Google spent an eye-watering $26.3 billion in 2021 to secure its position as the default search engine on mobile phones and web browsers. This disclosure, made public during a federal antitrust trial, has ignited a firestorm of debate about the future of online search and competition within the tech sector.
Bloomberg was the first to report this figure, which was confirmed by a Google manager. The case at hand involves lawsuits filed by the U.S. government and multiple states, accusing Google of stifling competition. Google, however, vehemently denies these allegations, arguing that users prefer its search engine due to the quality of search results.
The lion’s share of this colossal sum is believed to go to Apple. The Cupertino-based tech giant is said to have pocketed around $18 billion in 2021 alone, according to a New York Times report. This hefty payout is likely the catalyst behind Apple’s negotiations with Microsoft to potentially adopt Bing as its default search engine.
But Apple isn’t the only beneficiary. Google’s web of contracts extends to other major players in the tech industry. These include popular device manufacturers like LG, Motorola, and Samsung, as well as major U.S. wireless carriers such as AT&T, T-Mobile, and Verizon. Browser developers like Mozilla, Opera, and UCWeb also secure default status for Google’s search engine, often at the exclusion of Google’s competitors.
The U.S. Department of Justice and a coalition of state attorneys general have accused Google of illegally maintaining its monopoly power in general search. They argue that Google’s massive spending locks rivals out of key distribution channels, such as Apple’s Safari web browser — makes the search engine sector less competitive.

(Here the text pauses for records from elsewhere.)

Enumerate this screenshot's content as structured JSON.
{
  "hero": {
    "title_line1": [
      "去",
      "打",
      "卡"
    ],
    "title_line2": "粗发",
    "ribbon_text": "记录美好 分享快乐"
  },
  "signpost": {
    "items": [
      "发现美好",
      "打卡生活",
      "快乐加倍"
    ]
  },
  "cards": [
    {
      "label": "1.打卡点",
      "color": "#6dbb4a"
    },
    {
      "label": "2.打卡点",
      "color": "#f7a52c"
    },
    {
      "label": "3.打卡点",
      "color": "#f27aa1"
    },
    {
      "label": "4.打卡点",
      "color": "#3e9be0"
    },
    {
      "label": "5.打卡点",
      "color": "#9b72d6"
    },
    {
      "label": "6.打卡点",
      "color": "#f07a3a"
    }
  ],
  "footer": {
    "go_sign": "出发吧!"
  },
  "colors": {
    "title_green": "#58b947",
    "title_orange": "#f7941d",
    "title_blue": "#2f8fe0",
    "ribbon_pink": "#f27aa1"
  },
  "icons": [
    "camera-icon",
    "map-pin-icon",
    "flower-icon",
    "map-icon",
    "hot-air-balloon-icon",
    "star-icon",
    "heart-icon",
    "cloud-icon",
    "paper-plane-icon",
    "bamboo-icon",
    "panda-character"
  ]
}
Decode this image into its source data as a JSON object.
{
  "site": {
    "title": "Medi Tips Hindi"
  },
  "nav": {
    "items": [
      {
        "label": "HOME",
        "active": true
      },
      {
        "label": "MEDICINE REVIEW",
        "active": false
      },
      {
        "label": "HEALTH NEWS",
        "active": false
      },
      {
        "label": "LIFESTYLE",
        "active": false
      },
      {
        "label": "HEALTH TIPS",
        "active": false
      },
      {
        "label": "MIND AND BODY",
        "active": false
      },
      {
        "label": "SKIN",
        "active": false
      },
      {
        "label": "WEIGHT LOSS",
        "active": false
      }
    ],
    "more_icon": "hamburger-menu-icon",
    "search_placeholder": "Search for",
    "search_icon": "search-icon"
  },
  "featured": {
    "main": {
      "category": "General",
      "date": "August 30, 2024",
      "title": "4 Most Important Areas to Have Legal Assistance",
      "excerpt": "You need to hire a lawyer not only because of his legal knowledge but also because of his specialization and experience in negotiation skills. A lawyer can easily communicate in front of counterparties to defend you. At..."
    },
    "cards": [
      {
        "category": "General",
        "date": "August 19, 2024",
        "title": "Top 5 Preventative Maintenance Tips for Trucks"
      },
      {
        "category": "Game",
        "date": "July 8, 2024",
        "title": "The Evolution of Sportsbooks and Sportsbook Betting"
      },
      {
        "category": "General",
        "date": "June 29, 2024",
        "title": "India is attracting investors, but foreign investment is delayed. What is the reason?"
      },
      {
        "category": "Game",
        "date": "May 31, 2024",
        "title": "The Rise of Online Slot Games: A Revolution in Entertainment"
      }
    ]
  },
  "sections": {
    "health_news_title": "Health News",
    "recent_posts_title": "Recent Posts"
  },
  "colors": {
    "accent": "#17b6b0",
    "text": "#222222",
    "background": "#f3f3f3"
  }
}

John Schmidtlein, Google’s legal counsel, defended the company’s position at the onset of the trial. He argued that changing the default search engine is a straightforward process for users. This, he claims, is especially true on Windows computers where Microsoft’s Bing is preset as the default search engine. Yet, users overwhelmingly choose Google, a testament to the quality of its search results.
The court documents also revealed that Google’s search division, labeled as “Google Search+ Margins,” generated more than $146 billion in revenue in 2021. This is a significant increase from 2014 when the division made about $47 billion and paid roughly $7.1 billion for default status. The revenue for Google’s Search+ has nearly tripled between 2014 and 2021, while its Traffic Acquisition Costs (TAC) have almost quadrupled.
The revelation of Google’s $26 billion expenditure raises critical questions about the future of online search and the tech industry at large. Will Google’s massive investment pay off, or will it backfire, opening doors for competitors to swoop in?